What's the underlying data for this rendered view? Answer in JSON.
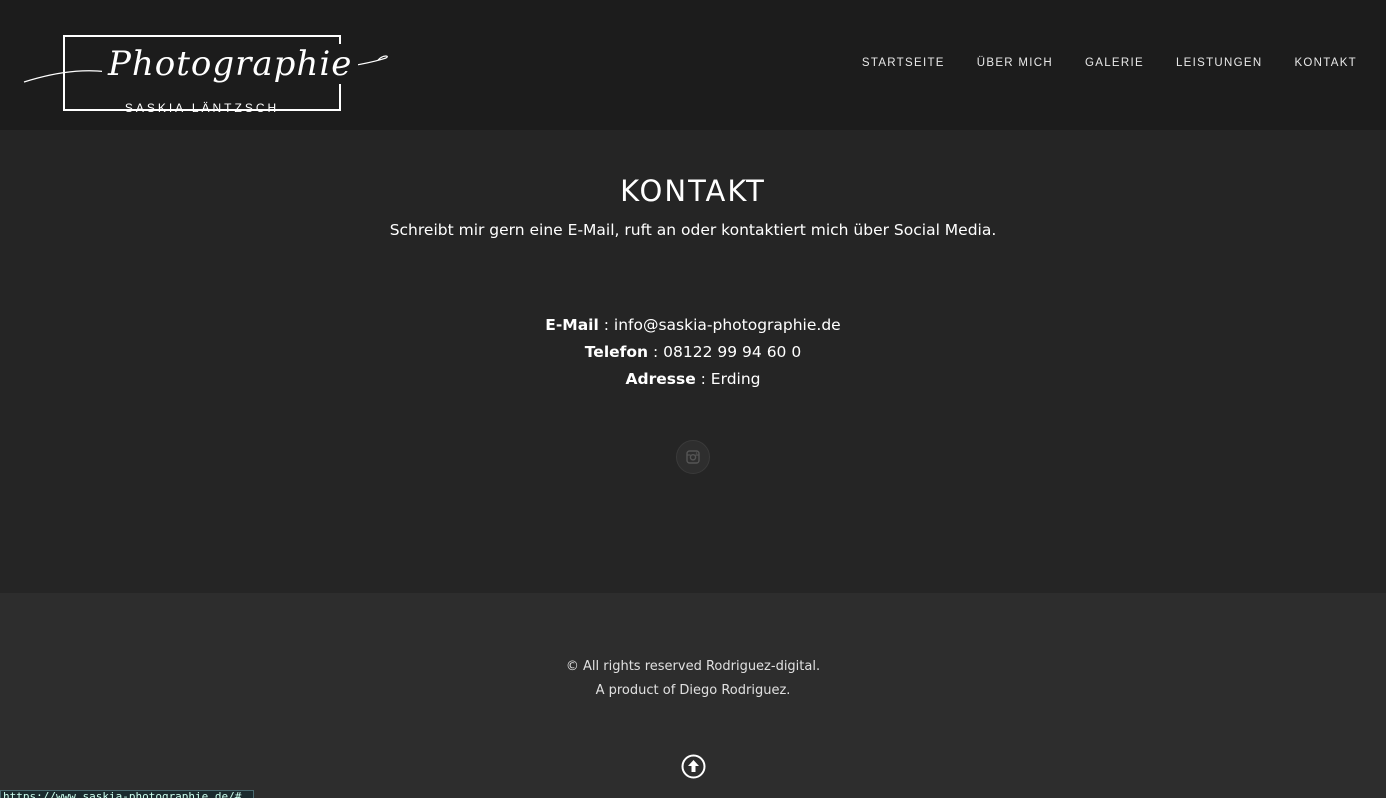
{
  "header": {
    "logo_script": "Photographie",
    "logo_sub": "SASKIA LÄNTZSCH",
    "nav": [
      {
        "label": "STARTSEITE"
      },
      {
        "label": "ÜBER MICH"
      },
      {
        "label": "GALERIE"
      },
      {
        "label": "LEISTUNGEN"
      },
      {
        "label": "KONTAKT"
      }
    ]
  },
  "main": {
    "title": "KONTAKT",
    "subtitle": "Schreibt mir gern eine E-Mail, ruft an oder kontaktiert mich über Social Media.",
    "contact": {
      "email_label": "E-Mail",
      "email_value": "info@saskia-photographie.de",
      "phone_label": "Telefon",
      "phone_value": "08122 99 94 60 0",
      "address_label": "Adresse",
      "address_value": "Erding",
      "separator": " : "
    },
    "social_icon": "instagram-icon"
  },
  "footer": {
    "copyright": "© All rights reserved Rodriguez-digital.",
    "product": "A product of Diego Rodriguez.",
    "to_top_icon": "arrow-up-circle-icon"
  },
  "status_bar": {
    "url": "https://www.saskia-photographie.de/#"
  },
  "colors": {
    "header_bg": "#1c1c1c",
    "main_bg": "#252525",
    "footer_bg": "#2d2d2d",
    "text": "#ffffff"
  }
}
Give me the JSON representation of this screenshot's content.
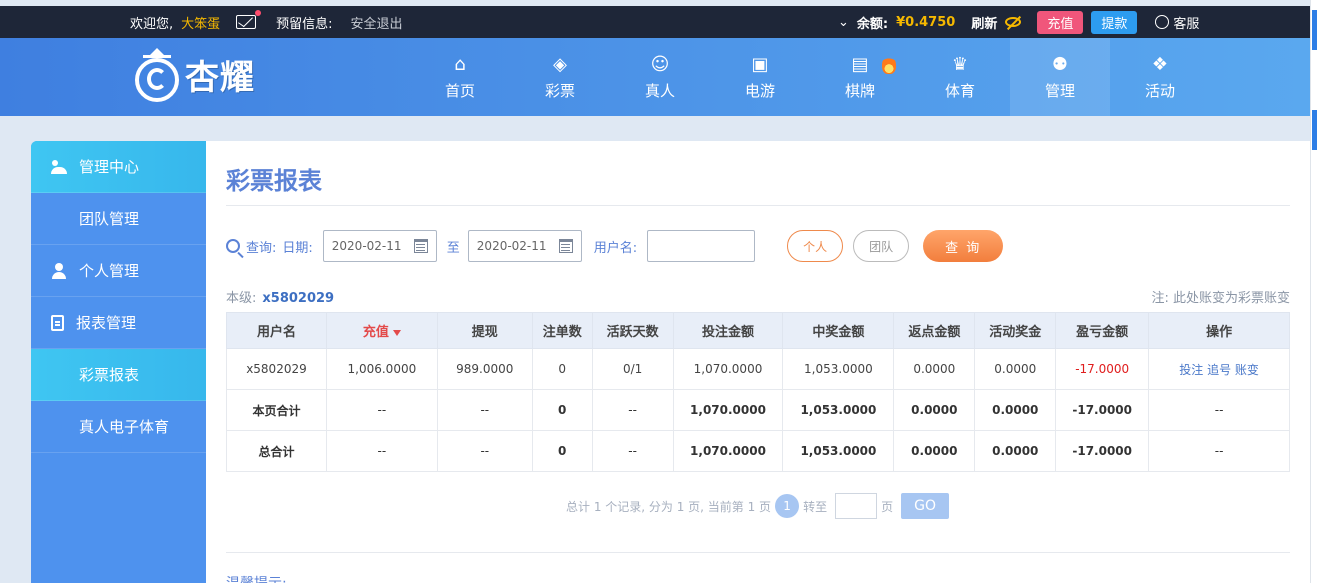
{
  "topbar": {
    "welcome": "欢迎您,",
    "username": "大笨蛋",
    "reserve_info": "预留信息:",
    "logout": "安全退出",
    "balance_label": "余额:",
    "balance_value": "¥0.4750",
    "refresh": "刷新",
    "recharge": "充值",
    "withdraw": "提款",
    "service": "客服"
  },
  "logo": {
    "text": "杏耀"
  },
  "nav": [
    {
      "label": "首页",
      "icon": "home-icon"
    },
    {
      "label": "彩票",
      "icon": "ticket-icon"
    },
    {
      "label": "真人",
      "icon": "dealer-icon"
    },
    {
      "label": "电游",
      "icon": "slot-icon"
    },
    {
      "label": "棋牌",
      "icon": "cards-icon"
    },
    {
      "label": "体育",
      "icon": "trophy-icon"
    },
    {
      "label": "管理",
      "icon": "users-icon"
    },
    {
      "label": "活动",
      "icon": "gift-icon"
    }
  ],
  "sidebar": {
    "management_center": "管理中心",
    "team_management": "团队管理",
    "personal_management": "个人管理",
    "report_management": "报表管理",
    "lottery_report": "彩票报表",
    "live_esports": "真人电子体育"
  },
  "main": {
    "title": "彩票报表",
    "query_label": "查询:",
    "date_label": "日期:",
    "date_from": "2020-02-11",
    "date_to": "2020-02-11",
    "to_label": "至",
    "username_label": "用户名:",
    "personal": "个人",
    "team": "团队",
    "query_button": "查 询",
    "level_label": "本级:",
    "level_user": "x5802029",
    "note": "注: 此处账变为彩票账变"
  },
  "table": {
    "headers": [
      "用户名",
      "充值",
      "提现",
      "注单数",
      "活跃天数",
      "投注金额",
      "中奖金额",
      "返点金额",
      "活动奖金",
      "盈亏金额",
      "操作"
    ],
    "row": [
      "x5802029",
      "1,006.0000",
      "989.0000",
      "0",
      "0/1",
      "1,070.0000",
      "1,053.0000",
      "0.0000",
      "0.0000",
      "-17.0000",
      "投注 追号 账变"
    ],
    "page_total": [
      "本页合计",
      "--",
      "--",
      "0",
      "--",
      "1,070.0000",
      "1,053.0000",
      "0.0000",
      "0.0000",
      "-17.0000",
      "--"
    ],
    "grand_total": [
      "总合计",
      "--",
      "--",
      "0",
      "--",
      "1,070.0000",
      "1,053.0000",
      "0.0000",
      "0.0000",
      "-17.0000",
      "--"
    ]
  },
  "pager": {
    "summary": "总计 1 个记录, 分为 1 页, 当前第 1 页",
    "current_page": "1",
    "jump_label": "转至",
    "page_unit": "页",
    "go": "GO"
  },
  "tips": "温馨提示:",
  "colors": {
    "accent": "#5b82d6",
    "sidebar": "#4e92ee",
    "negative": "#e01e1e",
    "orange": "#f27e3d"
  }
}
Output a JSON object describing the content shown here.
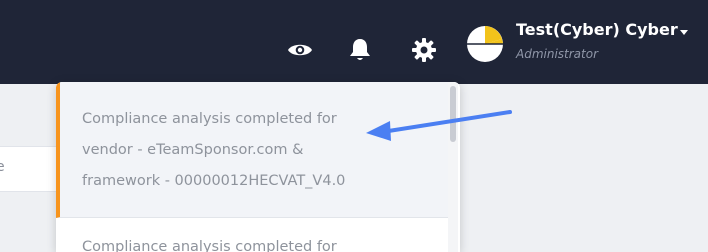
{
  "header": {
    "icons": [
      "eye-icon",
      "bell-icon",
      "gear-icon"
    ],
    "user": {
      "name": "Test(Cyber) Cyber",
      "role": "Administrator"
    }
  },
  "page": {
    "partial_input_text": "e"
  },
  "notifications": [
    {
      "lines": [
        "Compliance analysis completed for",
        "vendor - eTeamSponsor.com &",
        "framework - 00000012HECVAT_V4.0"
      ]
    },
    {
      "partial_text": "Compliance analysis completed for"
    }
  ],
  "colors": {
    "navbar": "#1f2537",
    "accent": "#f7941d",
    "arrow": "#4b7ff2"
  }
}
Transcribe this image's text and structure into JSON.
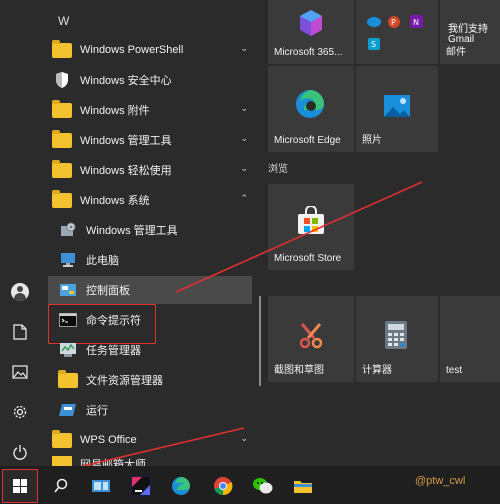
{
  "letter": "W",
  "apps": [
    {
      "label": "Windows PowerShell",
      "icon": "folder-icon",
      "chev": "⌄"
    },
    {
      "label": "Windows 安全中心",
      "icon": "shield-icon"
    },
    {
      "label": "Windows 附件",
      "icon": "folder-icon",
      "chev": "⌄"
    },
    {
      "label": "Windows 管理工具",
      "icon": "folder-icon",
      "chev": "⌄"
    },
    {
      "label": "Windows 轻松使用",
      "icon": "folder-icon",
      "chev": "⌄"
    },
    {
      "label": "Windows 系统",
      "icon": "folder-icon",
      "chev": "⌃"
    },
    {
      "label": "Windows 管理工具",
      "icon": "admin-tools-icon"
    },
    {
      "label": "此电脑",
      "icon": "this-pc-icon"
    },
    {
      "label": "控制面板",
      "icon": "control-panel-icon"
    },
    {
      "label": "命令提示符",
      "icon": "cmd-icon"
    },
    {
      "label": "任务管理器",
      "icon": "task-manager-icon"
    },
    {
      "label": "文件资源管理器",
      "icon": "file-explorer-icon"
    },
    {
      "label": "运行",
      "icon": "run-icon"
    },
    {
      "label": "WPS Office",
      "icon": "folder-icon",
      "chev": "⌄"
    },
    {
      "label": "网易邮箱大师",
      "icon": "folder-icon"
    }
  ],
  "tiles": {
    "microsoft365": "Microsoft 365...",
    "mail_line1": "我们支持",
    "mail_line2": "Gmail",
    "mail": "邮件",
    "edge": "Microsoft Edge",
    "photos": "照片",
    "browse_section": "浏览",
    "store": "Microsoft Store",
    "snip": "截图和草图",
    "calculator": "计算器",
    "test": "test"
  },
  "watermark": "@ptw_cwl",
  "colors": {
    "accent_red": "#e03030",
    "folder_yellow": "#f3c22f",
    "edge_blue": "#1a8fd9",
    "store_bg": "#3a3a3a"
  }
}
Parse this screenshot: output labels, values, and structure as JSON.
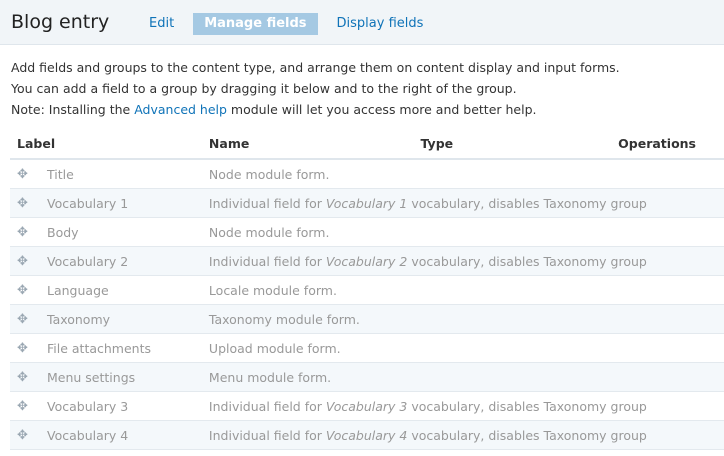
{
  "header": {
    "title": "Blog entry",
    "tabs": [
      {
        "label": "Edit",
        "active": false
      },
      {
        "label": "Manage fields",
        "active": true
      },
      {
        "label": "Display fields",
        "active": false
      }
    ]
  },
  "intro": {
    "line1": "Add fields and groups to the content type, and arrange them on content display and input forms.",
    "line2": "You can add a field to a group by dragging it below and to the right of the group.",
    "line3_before": "Note: Installing the ",
    "line3_link": "Advanced help",
    "line3_after": " module will let you access more and better help."
  },
  "table": {
    "headers": {
      "label": "Label",
      "name": "Name",
      "type": "Type",
      "operations": "Operations"
    },
    "rows": [
      {
        "label": "Title",
        "name_before": "Node module form.",
        "name_italic": "",
        "name_after": ""
      },
      {
        "label": "Vocabulary 1",
        "name_before": "Individual field for ",
        "name_italic": "Vocabulary 1",
        "name_after": " vocabulary, disables Taxonomy group"
      },
      {
        "label": "Body",
        "name_before": "Node module form.",
        "name_italic": "",
        "name_after": ""
      },
      {
        "label": "Vocabulary 2",
        "name_before": "Individual field for ",
        "name_italic": "Vocabulary 2",
        "name_after": " vocabulary, disables Taxonomy group"
      },
      {
        "label": "Language",
        "name_before": "Locale module form.",
        "name_italic": "",
        "name_after": ""
      },
      {
        "label": "Taxonomy",
        "name_before": "Taxonomy module form.",
        "name_italic": "",
        "name_after": ""
      },
      {
        "label": "File attachments",
        "name_before": "Upload module form.",
        "name_italic": "",
        "name_after": ""
      },
      {
        "label": "Menu settings",
        "name_before": "Menu module form.",
        "name_italic": "",
        "name_after": ""
      },
      {
        "label": "Vocabulary 3",
        "name_before": "Individual field for ",
        "name_italic": "Vocabulary 3",
        "name_after": " vocabulary, disables Taxonomy group"
      },
      {
        "label": "Vocabulary 4",
        "name_before": "Individual field for ",
        "name_italic": "Vocabulary 4",
        "name_after": " vocabulary, disables Taxonomy group"
      }
    ]
  },
  "icons": {
    "drag_handle": "move-cross-icon"
  },
  "colors": {
    "link": "#0f73b8",
    "active_tab_bg": "#a5c9e3",
    "row_stripe": "#f4f8fb",
    "muted_text": "#999999"
  }
}
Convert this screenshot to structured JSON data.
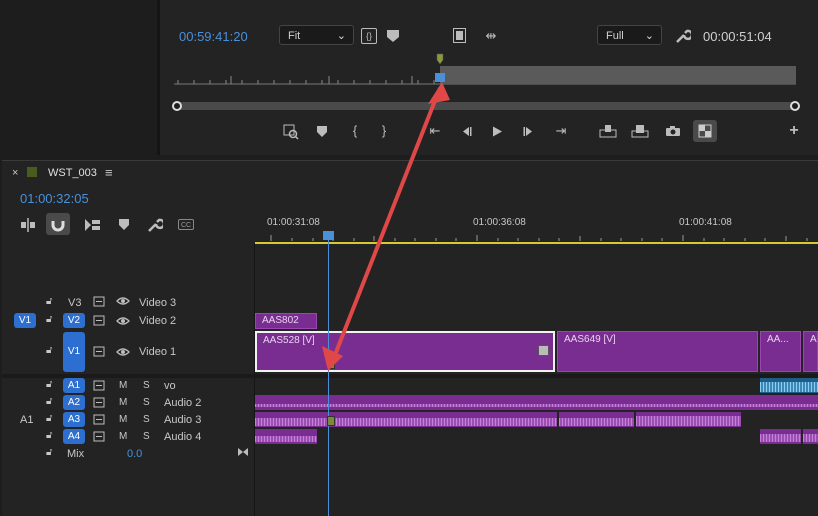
{
  "monitor": {
    "timecode_left": "00:59:41:20",
    "fit_label": "Fit",
    "full_label": "Full",
    "timecode_right": "00:00:51:04"
  },
  "timeline": {
    "close_x": "×",
    "sequence_name": "WST_003",
    "menu_icon": "≡",
    "current_timecode": "01:00:32:05",
    "ruler_labels": [
      "01:00:31:08",
      "01:00:36:08",
      "01:00:41:08"
    ],
    "tracks_video": [
      {
        "name": "V3",
        "label": "Video 3",
        "source": ""
      },
      {
        "name": "V2",
        "label": "Video 2",
        "source": "V1"
      },
      {
        "name": "V1",
        "label": "Video 1",
        "source": ""
      }
    ],
    "tracks_audio": [
      {
        "name": "A1",
        "label": "vo",
        "source": ""
      },
      {
        "name": "A2",
        "label": "Audio 2",
        "source": ""
      },
      {
        "name": "A3",
        "label": "Audio 3",
        "source": "A1"
      },
      {
        "name": "A4",
        "label": "Audio 4",
        "source": ""
      }
    ],
    "mute_label": "M",
    "solo_label": "S",
    "mix_label": "Mix",
    "mix_value": "0.0",
    "clips": {
      "v2_clip": "AAS802",
      "v1_clip1": "AAS528 [V]",
      "v1_clip2": "AAS649 [V]",
      "v1_clip3": "AA...",
      "v1_clip4": "A..."
    }
  },
  "colors": {
    "accent_blue": "#2d6fd1",
    "clip_purple": "#7a2d91",
    "annotation_red": "#e04848",
    "playhead_blue": "#4a90d9"
  },
  "icons": [
    "wrench-icon",
    "marker-icon",
    "camera-icon",
    "step-back-icon",
    "play-icon",
    "step-forward-icon",
    "snap-icon",
    "linked-selection-icon",
    "captions-icon"
  ]
}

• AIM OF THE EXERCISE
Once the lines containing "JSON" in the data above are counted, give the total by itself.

• OUTPUT FOR THIS EXERCISE
6